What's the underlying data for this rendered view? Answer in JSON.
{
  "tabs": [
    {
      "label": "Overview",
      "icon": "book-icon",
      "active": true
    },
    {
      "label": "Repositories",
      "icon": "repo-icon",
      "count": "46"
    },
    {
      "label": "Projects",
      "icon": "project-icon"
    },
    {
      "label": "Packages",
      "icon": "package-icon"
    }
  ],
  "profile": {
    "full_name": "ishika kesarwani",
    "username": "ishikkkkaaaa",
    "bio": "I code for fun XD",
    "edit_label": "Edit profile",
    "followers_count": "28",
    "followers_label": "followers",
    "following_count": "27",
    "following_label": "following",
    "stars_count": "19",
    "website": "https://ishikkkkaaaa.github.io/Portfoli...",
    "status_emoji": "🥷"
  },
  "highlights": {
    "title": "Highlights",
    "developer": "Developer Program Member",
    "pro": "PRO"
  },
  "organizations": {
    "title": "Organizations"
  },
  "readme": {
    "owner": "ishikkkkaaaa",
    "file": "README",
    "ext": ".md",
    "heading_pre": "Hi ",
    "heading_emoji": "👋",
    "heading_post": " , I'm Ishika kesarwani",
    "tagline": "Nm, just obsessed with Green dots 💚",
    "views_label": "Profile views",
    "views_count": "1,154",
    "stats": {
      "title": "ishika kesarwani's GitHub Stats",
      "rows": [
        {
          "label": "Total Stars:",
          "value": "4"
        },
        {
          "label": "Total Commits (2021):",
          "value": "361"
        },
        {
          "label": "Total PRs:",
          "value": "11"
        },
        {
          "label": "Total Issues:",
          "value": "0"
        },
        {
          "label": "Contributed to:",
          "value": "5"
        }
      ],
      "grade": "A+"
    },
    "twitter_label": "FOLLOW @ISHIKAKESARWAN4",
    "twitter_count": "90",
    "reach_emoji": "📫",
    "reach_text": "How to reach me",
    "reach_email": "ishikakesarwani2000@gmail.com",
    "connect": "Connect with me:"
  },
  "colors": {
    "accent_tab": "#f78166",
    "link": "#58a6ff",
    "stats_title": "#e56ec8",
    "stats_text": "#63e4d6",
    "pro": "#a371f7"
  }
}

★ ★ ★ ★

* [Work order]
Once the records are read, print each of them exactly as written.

* [Result of the exercise]
What's the underlying data for this rendered view? Answer in JSON.
{
  "tabs": [
    {
      "label": "Overview",
      "icon": "book-icon",
      "active": true
    },
    {
      "label": "Repositories",
      "icon": "repo-icon",
      "count": "46"
    },
    {
      "label": "Projects",
      "icon": "project-icon"
    },
    {
      "label": "Packages",
      "icon": "package-icon"
    }
  ],
  "profile": {
    "full_name": "ishika kesarwani",
    "username": "ishikkkkaaaa",
    "bio": "I code for fun XD",
    "edit_label": "Edit profile",
    "followers_count": "28",
    "followers_label": "followers",
    "following_count": "27",
    "following_label": "following",
    "stars_count": "19",
    "website": "https://ishikkkkaaaa.github.io/Portfoli...",
    "status_emoji": "🥷"
  },
  "highlights": {
    "title": "Highlights",
    "developer": "Developer Program Member",
    "pro": "PRO"
  },
  "organizations": {
    "title": "Organizations"
  },
  "readme": {
    "owner": "ishikkkkaaaa",
    "file": "README",
    "ext": ".md",
    "heading_pre": "Hi ",
    "heading_emoji": "👋",
    "heading_post": " , I'm Ishika kesarwani",
    "tagline": "Nm, just obsessed with Green dots 💚",
    "views_label": "Profile views",
    "views_count": "1,154",
    "stats": {
      "title": "ishika kesarwani's GitHub Stats",
      "rows": [
        {
          "label": "Total Stars:",
          "value": "4"
        },
        {
          "label": "Total Commits (2021):",
          "value": "361"
        },
        {
          "label": "Total PRs:",
          "value": "11"
        },
        {
          "label": "Total Issues:",
          "value": "0"
        },
        {
          "label": "Contributed to:",
          "value": "5"
        }
      ],
      "grade": "A+"
    },
    "twitter_label": "FOLLOW @ISHIKAKESARWAN4",
    "twitter_count": "90",
    "reach_emoji": "📫",
    "reach_text": "How to reach me",
    "reach_email": "ishikakesarwani2000@gmail.com",
    "connect": "Connect with me:"
  },
  "colors": {
    "accent_tab": "#f78166",
    "link": "#58a6ff",
    "stats_title": "#e56ec8",
    "stats_text": "#63e4d6",
    "pro": "#a371f7"
  }
}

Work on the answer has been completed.